At age 13 I got my first job working at our family ice cream store in Southern California. The business was managed by my grandfather, who learned leadership in the army. You could tell. His approach was very top-down. He told people what to do and expected them to do it.
Unfortunately, the approach that worked with soldiers didn’t resonate with teenage workers. They didn’t respond to commands and expectations the way people did in the military. That frustrated him deeply.
“I don’t understand these kids! They’re so lazy, so entitled. What’s this country coming to?”
Managers from my grandfather’s generation weren’t the first or last to complain about ‘kids these days.’ In 2013, Time magazine published a story called ‘The ME ME ME GENERATION,’ describing millennials as ‘lazy, entitled narcissists who still live with their parents.’ New York magazine ran a similar piece years earlier called ‘The Me Decade,’ referring to the 1970s. Even farther back one influencer wrote, ‘Young people are high-minded because they have not yet been humbled by life, nor have they experienced the force of circumstances.
‘They think they know everything and are always quite sure about it.’ That was from Aristotle in Rhetoric in the 4th century BC! You can only imagine what Aristotle’s parents said about him. (‘What’s wrong with this kid? All he does is sit around and think!’) The fact is, the old have been hating on the young for millennia.
In 2019 social scientists from the University of California, Santa Barbara published their study of older subjects and their perspective on younger generations. They observed that as we age, we tend to criticize the young for lacking in areas where we perceive ourselves to excel. We also have unreliable, idealized memories of ourselves which we compare to the youth of today.
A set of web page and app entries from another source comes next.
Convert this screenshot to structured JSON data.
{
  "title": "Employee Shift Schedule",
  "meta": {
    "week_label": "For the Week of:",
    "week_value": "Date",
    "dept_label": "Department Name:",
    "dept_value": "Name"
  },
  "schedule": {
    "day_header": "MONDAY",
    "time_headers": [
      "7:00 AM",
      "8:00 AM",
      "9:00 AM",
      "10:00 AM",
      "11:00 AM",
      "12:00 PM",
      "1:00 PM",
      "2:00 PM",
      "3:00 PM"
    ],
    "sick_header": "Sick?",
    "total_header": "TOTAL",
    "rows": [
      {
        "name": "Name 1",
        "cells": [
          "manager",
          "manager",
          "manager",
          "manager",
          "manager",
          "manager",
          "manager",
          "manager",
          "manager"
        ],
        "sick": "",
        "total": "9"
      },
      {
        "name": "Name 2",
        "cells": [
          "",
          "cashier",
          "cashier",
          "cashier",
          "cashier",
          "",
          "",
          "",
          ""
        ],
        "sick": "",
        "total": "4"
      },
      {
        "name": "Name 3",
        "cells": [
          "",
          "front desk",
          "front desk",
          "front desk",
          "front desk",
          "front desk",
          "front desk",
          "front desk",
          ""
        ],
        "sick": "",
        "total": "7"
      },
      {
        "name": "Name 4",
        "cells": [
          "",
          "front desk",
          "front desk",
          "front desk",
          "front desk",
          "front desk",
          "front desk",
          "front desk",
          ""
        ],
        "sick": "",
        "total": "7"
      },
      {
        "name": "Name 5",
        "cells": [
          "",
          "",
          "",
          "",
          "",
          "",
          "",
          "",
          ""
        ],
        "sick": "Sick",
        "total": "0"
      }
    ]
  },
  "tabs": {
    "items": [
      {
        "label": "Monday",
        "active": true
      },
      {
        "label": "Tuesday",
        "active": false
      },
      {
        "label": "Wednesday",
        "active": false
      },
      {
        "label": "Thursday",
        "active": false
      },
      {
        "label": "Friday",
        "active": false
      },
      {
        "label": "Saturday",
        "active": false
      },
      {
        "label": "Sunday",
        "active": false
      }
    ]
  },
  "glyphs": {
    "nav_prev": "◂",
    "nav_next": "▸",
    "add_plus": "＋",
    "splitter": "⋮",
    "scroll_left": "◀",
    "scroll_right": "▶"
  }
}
My mom recently called me out for demonstrating that exact thought process. After complaining to her about my college-aged son’s flakiness, she began rattling off stories of my college years when I was equally clueless. It turns out I wasn’t the rock-solid kid I remembered to be. Perhaps I also wasn’t the reliable, hard-working employee I thought I was. Could my grandfather have been complaining about me?
I thought about him during the decade that I ran my own franchise businesses. In the beginning, my employees were my biggest source of stress. It was tempting to blame their entire generation for their incompetence. Apathy, tardiness, ghosting – it drove me crazy. I’d joined the ranks of frustrated employers lamenting the days when we, as Gen-Xers, had a lot more to offer (despite what our Boomer parents thought).
The turning point came when I replaced my frustration with curiosity. Instead of wondering, ‘What’s wrong with these people?’ I asked, ‘What drives these people?’ I wanted to learn about them and from them. When someone was performing well, I paid closer attention to determine why. What were the conditions that brought out their best? Was it something innate to them or was it something we could replicate in other team members?
I developed the same inquisitiveness about my underperformers. I stopped blaming their soccer trophies, helicopter parents, and the effects of screens and social media, and just tried to understand what motivated them. I didn’t want to endorse or enable their behavior, but my desire to understand them made me less contemptuous of them. It also made it easier for me to experiment with different approaches to leading them.
Slowly, through a lot of trial and error, mistakes, and mis-hires, we saw improvements. We continually refined our approach to management, and we got noticeable results. Employees lasted longer. Sales increased, not just with more transactions, but with an increase in our average ticket size. Online reviews from customers improved. The atmosphere became more pleasant and fun. My employees went from my biggest headache to my biggest asset. But it had to start with my own self-reflection.
Since Time’s cover story in 2013, millennials have gone on to advance their careers, start families, and mature as effectively as every generation before them. Today they run corporations, perform surgeries, and even govern countries. They’ve become important contributors to society. As they increasingly become the primary leaders of the labor force, we can expect to hear them complain about the incompetence of Generation Z.
So, are younger employees today really as lazy and entitled as us older folks believe them to be? It’s the wrong question. What we should be asking instead is what we need to do on our end to earn their devotion and grow them into the team we want them to be. And if we’re not willing to do that, then perhaps it’s not our employees who are entitled.
Scott Greenberg is a business speaker, writer, and coach who helps leaders and teams perform at a higher level. His upcoming book entitled Stop The Shift Show: Turn Your Struggling Hourly Workers into a Top-Performing Team will be released in February 2024.